Silver Nitrate Sensitization Time
What is the proper amount of time a plate needs to spend in the silver bath? Clearly, there's a lower limit to this time, when the reacting chemistry hasn't had enough time to form the light sensitive silver iodides and silver bromides that make the plate "photographic". But is there an upper limit? It turns out there is, but we also find that the story is much more than just "too much" or "too little".
The conversion of the iodides and bromides in the film to silver iodide and silver bromide doesn't occur instantaneously; it's a process that occurs over time as more and more of the original metal salts are converted to silver halides which gradually accumulate in the film. What's the effect of this continual accumulation?
When light strikes a sensitized plate, it triggers a response in the silver halides that are then transformed into silver metal during development. If the density of silver halides (number of silver salts per unit area of the film) is low, then there are fewer image forming particles available to receive the incident light, and therefore the "image density" of the developed image will be correspondingly low.
On the other hand, if there is a high density of silver halides on the plate, the same intensity of incident light now has a greater number of photographically sensitive sites to trigger which result in correspondingly greater image densities after development. The equation would look something like this:
- Given a constant incident light intensity
- plus More silver halides on the plate. (i.e. longer time in the silver bath)
- equals More image forming silver metal on the plate after development.
This is similar to saying: The longer the silver soak time, the greater the number of silver halides produced in the film, which results in an increased effective film speed. (Notice that we're altering the effective film speed by adding more photographically sensitive sites to the film. We're not, however, changing the sensitivity of any of the individual silver halides that reside in the sensitized film. This is a subtle but important distinction).
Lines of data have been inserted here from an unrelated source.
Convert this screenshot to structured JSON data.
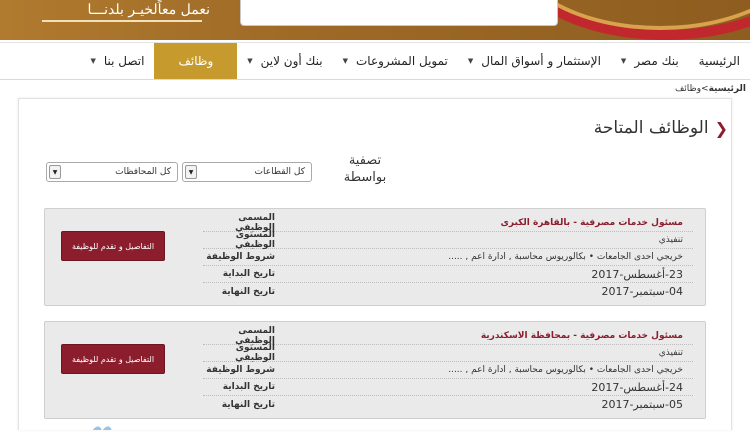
{
  "header": {
    "slogan": "نعمل معاًلخيـر بلدنـــا"
  },
  "nav": {
    "items": [
      {
        "label": "الرئيسية",
        "dropdown": false,
        "active": false
      },
      {
        "label": "بنك مصر",
        "dropdown": true,
        "active": false
      },
      {
        "label": "الإستثمار و أسواق المال",
        "dropdown": true,
        "active": false
      },
      {
        "label": "تمويل المشروعات",
        "dropdown": true,
        "active": false
      },
      {
        "label": "بنك أون لاين",
        "dropdown": true,
        "active": false
      },
      {
        "label": "وظائف",
        "dropdown": false,
        "active": true
      },
      {
        "label": "اتصل بنا",
        "dropdown": true,
        "active": false
      }
    ],
    "arrow_icon": "caret-down-icon"
  },
  "breadcrumb": {
    "home": "الرئيسية",
    "separator": ">",
    "current": "وظائف"
  },
  "page": {
    "title": "الوظائف المتاحة"
  },
  "filter": {
    "label": "تصفية بواسطة",
    "sector_value": "كل القطاعات",
    "governorate_value": "كل المحافظات"
  },
  "labels": {
    "title": "المسمى الوظيفي",
    "level": "المستوى الوظيفي",
    "conditions": "شروط الوظيفة",
    "start": "تاريخ البداية",
    "end": "تاريخ النهاية",
    "apply": "التفاصيل و تقدم للوظيفة"
  },
  "jobs": [
    {
      "title": "مسئول خدمات مصرفية - بالقاهرة الكبرى",
      "level": "تنفيذي",
      "conditions": "خريجي احدى الجامعات • بكالوريوس محاسبة , ادارة اعم , .....",
      "start": "23-أغسطس-2017",
      "end": "04-سبتمبر-2017"
    },
    {
      "title": "مسئول خدمات مصرفية - بمحافظة الاسكندرية",
      "level": "تنفيذي",
      "conditions": "خريجي احدى الجامعات • بكالوريوس محاسبة , ادارة اعم , .....",
      "start": "24-أغسطس-2017",
      "end": "05-سبتمبر-2017"
    }
  ],
  "colors": {
    "brand_red": "#8b1d2c",
    "brand_gold": "#c79a2e"
  }
}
But there are limits. Too little time in the silver bath produces low density images and superficial streaking on the surface of the image. Too much time in the silver bath produces excessive image density and overall fogging of the image.